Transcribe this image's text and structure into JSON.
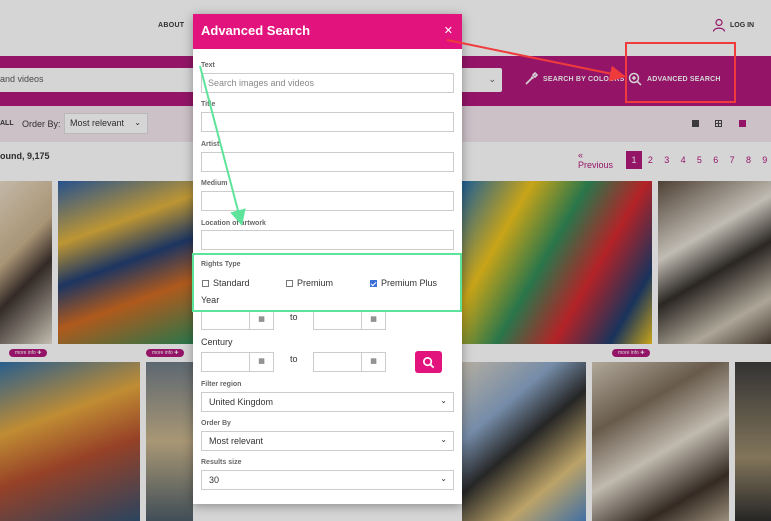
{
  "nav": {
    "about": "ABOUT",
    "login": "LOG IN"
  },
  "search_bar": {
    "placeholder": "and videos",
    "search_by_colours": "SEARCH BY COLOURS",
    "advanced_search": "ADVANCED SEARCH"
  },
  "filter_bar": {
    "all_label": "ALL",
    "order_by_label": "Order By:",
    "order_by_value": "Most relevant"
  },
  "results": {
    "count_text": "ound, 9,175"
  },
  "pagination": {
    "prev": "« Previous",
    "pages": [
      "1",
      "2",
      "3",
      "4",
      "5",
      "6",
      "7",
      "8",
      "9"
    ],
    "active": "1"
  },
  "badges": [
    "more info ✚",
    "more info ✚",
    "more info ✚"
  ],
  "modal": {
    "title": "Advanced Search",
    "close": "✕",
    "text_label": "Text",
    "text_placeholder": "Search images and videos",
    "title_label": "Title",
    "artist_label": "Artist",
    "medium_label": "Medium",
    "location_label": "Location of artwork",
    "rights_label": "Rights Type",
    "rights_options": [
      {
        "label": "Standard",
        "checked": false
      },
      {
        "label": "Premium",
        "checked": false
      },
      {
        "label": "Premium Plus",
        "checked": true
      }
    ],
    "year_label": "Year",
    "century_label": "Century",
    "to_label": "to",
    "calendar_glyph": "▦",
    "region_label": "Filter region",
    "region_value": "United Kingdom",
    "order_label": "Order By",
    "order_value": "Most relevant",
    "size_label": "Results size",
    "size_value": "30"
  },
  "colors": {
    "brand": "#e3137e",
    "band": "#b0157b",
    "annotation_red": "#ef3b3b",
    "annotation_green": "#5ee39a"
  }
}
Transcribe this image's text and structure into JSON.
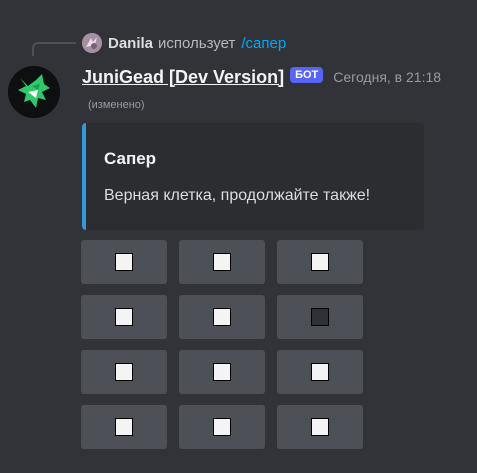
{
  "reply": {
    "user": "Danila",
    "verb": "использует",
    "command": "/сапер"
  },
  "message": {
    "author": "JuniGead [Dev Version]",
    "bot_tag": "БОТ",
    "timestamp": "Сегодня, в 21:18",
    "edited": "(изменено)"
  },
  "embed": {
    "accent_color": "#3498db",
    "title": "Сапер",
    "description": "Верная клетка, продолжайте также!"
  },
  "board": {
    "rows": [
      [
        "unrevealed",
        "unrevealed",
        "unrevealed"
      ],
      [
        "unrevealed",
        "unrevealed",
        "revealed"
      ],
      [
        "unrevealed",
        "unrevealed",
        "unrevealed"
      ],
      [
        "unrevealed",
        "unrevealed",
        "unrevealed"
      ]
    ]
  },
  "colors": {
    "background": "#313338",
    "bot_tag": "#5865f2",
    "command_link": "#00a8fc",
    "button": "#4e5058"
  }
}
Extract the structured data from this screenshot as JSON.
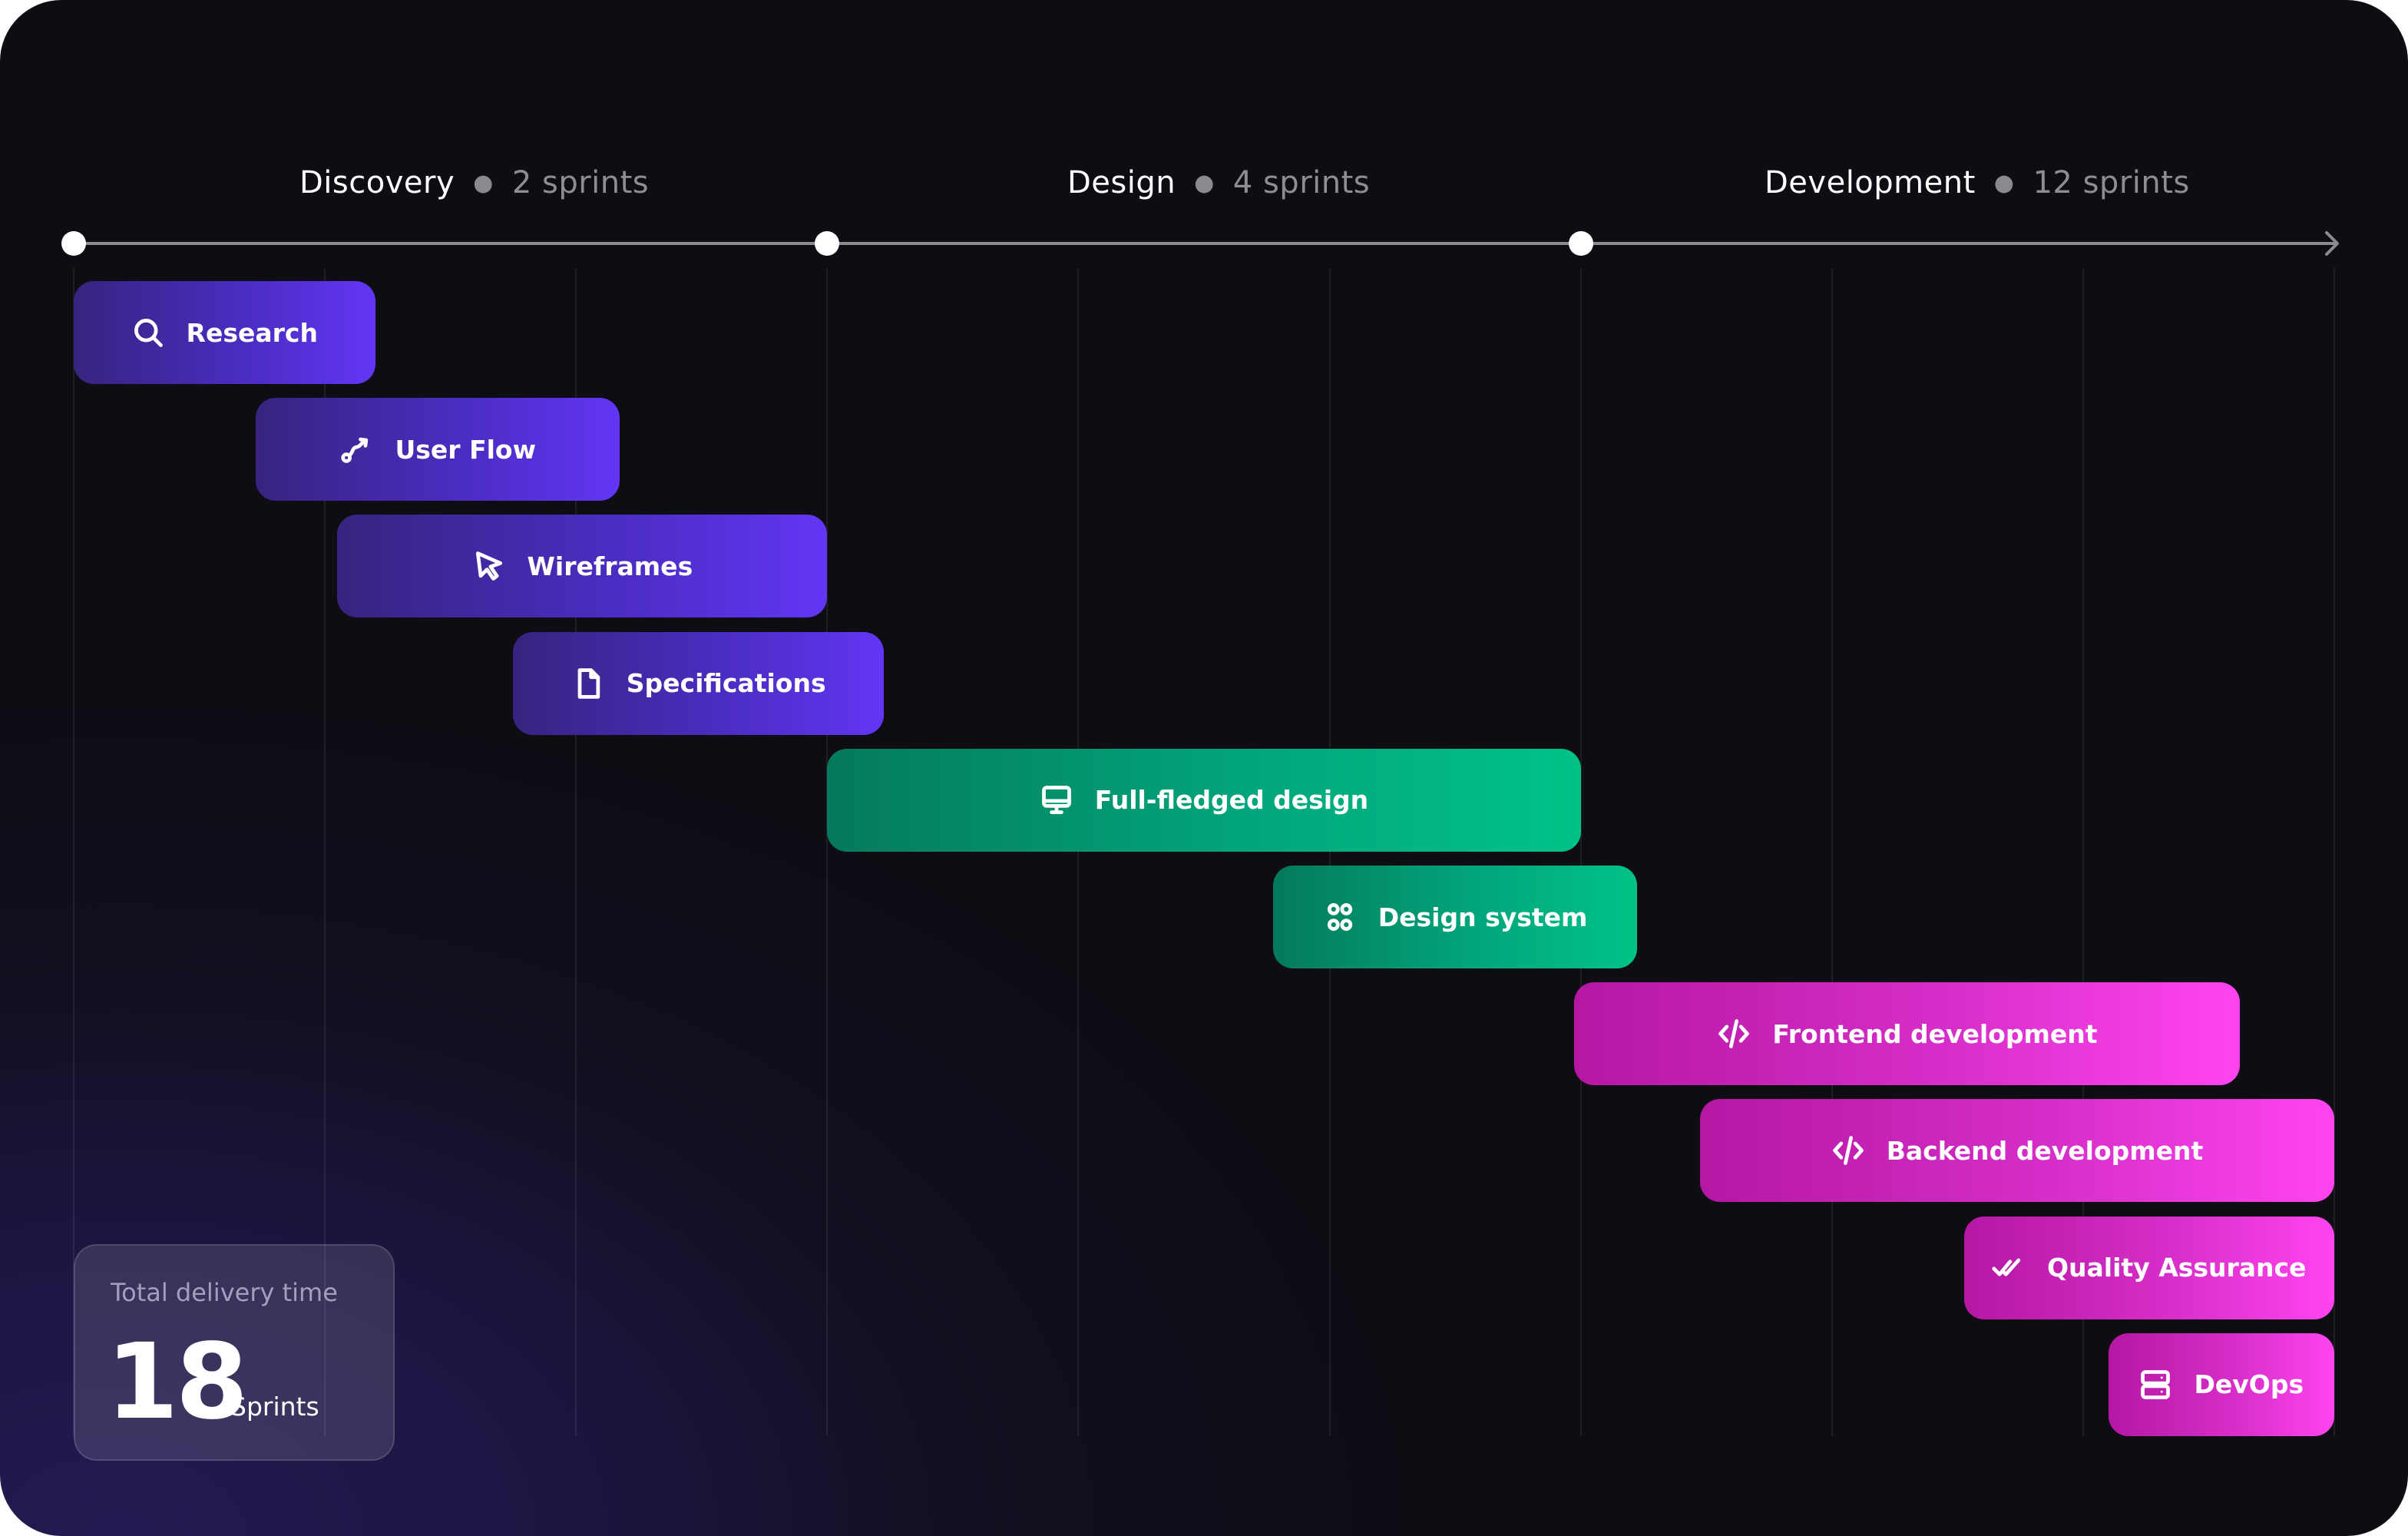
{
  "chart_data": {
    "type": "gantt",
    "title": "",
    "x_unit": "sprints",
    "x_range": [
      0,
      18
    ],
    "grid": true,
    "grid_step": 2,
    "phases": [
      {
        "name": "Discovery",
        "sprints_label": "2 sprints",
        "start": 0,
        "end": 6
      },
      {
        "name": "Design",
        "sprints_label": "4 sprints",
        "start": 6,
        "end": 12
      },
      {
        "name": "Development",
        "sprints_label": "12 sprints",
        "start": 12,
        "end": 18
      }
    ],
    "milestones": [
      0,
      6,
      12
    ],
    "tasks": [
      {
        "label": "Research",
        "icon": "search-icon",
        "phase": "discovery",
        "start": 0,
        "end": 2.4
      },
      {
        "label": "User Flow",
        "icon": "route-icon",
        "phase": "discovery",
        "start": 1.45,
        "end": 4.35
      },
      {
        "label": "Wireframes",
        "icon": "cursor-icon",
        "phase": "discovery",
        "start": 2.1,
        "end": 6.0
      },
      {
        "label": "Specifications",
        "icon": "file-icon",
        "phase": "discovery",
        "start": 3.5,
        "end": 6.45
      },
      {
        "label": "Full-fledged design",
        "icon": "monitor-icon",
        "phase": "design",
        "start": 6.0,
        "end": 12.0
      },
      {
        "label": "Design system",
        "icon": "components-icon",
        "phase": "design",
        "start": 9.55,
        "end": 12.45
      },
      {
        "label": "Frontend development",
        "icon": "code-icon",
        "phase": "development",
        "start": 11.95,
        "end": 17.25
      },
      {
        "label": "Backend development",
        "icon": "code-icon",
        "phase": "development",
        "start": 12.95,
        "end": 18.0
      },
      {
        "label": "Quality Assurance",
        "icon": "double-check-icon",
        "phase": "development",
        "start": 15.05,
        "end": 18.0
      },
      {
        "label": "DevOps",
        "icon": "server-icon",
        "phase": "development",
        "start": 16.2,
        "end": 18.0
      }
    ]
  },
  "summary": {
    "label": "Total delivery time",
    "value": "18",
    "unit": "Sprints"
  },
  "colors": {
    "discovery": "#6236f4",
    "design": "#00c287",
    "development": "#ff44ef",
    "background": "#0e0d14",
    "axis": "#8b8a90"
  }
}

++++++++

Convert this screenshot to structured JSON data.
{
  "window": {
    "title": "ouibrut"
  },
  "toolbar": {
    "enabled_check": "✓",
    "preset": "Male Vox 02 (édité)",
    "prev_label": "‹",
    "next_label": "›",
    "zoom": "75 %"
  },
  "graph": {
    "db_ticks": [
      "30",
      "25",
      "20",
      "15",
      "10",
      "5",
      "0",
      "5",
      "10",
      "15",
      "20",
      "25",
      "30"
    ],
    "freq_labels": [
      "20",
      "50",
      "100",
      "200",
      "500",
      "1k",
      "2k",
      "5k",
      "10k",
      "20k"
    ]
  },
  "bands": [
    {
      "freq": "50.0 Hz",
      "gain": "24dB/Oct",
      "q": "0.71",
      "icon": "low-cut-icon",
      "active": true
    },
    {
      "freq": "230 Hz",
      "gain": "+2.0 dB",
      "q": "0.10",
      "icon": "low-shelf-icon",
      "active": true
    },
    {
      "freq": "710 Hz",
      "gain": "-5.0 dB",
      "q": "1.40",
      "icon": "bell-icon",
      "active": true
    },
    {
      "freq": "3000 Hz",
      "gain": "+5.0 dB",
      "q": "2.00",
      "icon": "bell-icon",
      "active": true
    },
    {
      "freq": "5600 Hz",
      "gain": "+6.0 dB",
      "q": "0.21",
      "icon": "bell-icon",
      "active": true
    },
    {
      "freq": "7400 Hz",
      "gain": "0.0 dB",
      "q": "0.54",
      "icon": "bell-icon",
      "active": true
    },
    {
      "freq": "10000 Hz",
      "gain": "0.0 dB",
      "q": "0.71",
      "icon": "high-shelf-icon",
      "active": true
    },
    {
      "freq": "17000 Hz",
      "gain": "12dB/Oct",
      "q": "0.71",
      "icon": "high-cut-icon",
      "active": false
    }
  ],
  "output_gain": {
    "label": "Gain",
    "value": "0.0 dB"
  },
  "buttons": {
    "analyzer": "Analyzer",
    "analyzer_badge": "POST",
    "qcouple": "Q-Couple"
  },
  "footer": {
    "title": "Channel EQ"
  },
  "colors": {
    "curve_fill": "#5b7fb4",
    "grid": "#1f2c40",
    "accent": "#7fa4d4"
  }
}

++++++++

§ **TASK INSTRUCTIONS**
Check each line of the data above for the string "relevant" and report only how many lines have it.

§ **EXERCISE RESULT**
2